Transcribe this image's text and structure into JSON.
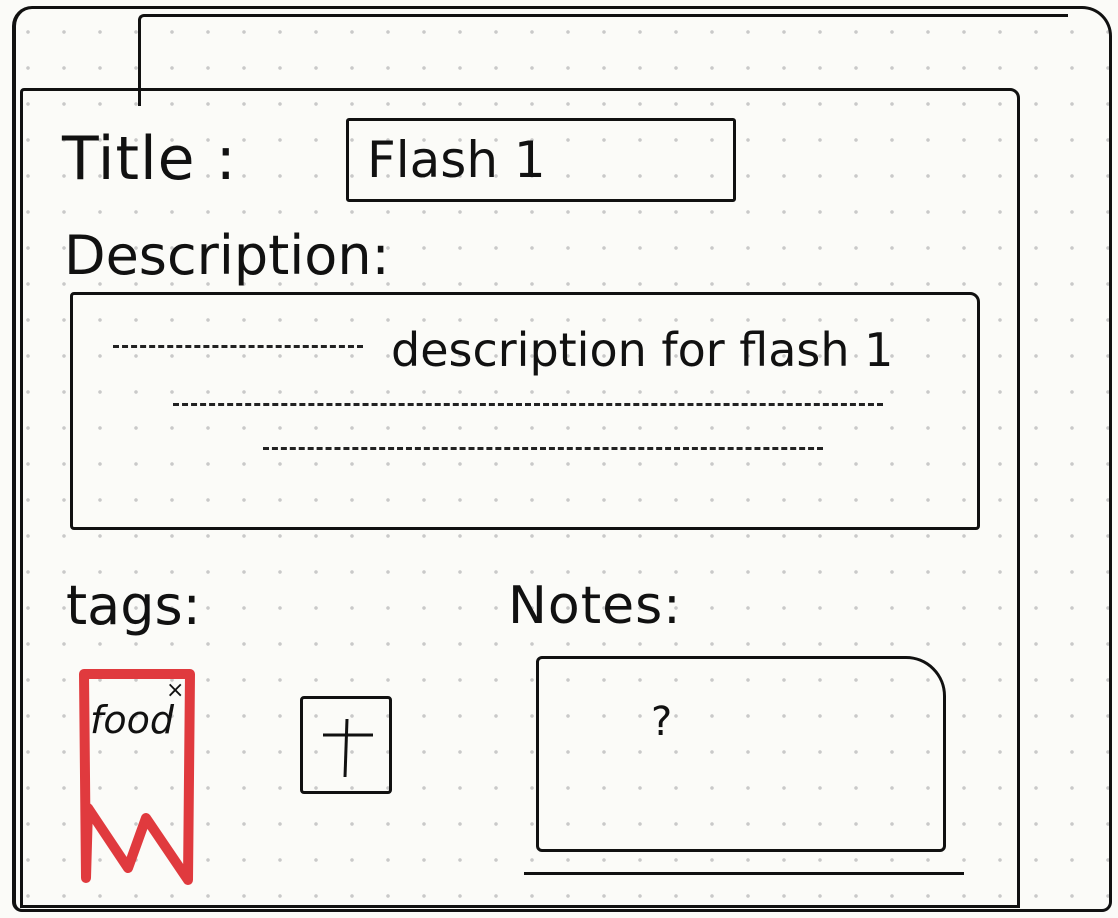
{
  "form": {
    "title_label": "Title :",
    "title_value": "Flash 1",
    "description_label": "Description:",
    "description_value": "description for flash 1",
    "tags_label": "tags:",
    "notes_label": "Notes:",
    "notes_value": "?"
  },
  "tags": [
    {
      "label": "food",
      "remove_glyph": "×",
      "color": "#e03a3e"
    }
  ],
  "add_tag_glyph": "+",
  "colors": {
    "ink": "#111111",
    "tag_red": "#e03a3e",
    "paper": "#fbfbf8",
    "grid_dot": "#c9c9c9"
  }
}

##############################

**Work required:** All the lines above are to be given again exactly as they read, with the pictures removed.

**Answer:**
Transcribe this image's text and structure into JSON.
{
  "form": {
    "title_label": "Title :",
    "title_value": "Flash 1",
    "description_label": "Description:",
    "description_value": "description for flash 1",
    "tags_label": "tags:",
    "notes_label": "Notes:",
    "notes_value": "?"
  },
  "tags": [
    {
      "label": "food",
      "remove_glyph": "×",
      "color": "#e03a3e"
    }
  ],
  "add_tag_glyph": "+",
  "colors": {
    "ink": "#111111",
    "tag_red": "#e03a3e",
    "paper": "#fbfbf8",
    "grid_dot": "#c9c9c9"
  }
}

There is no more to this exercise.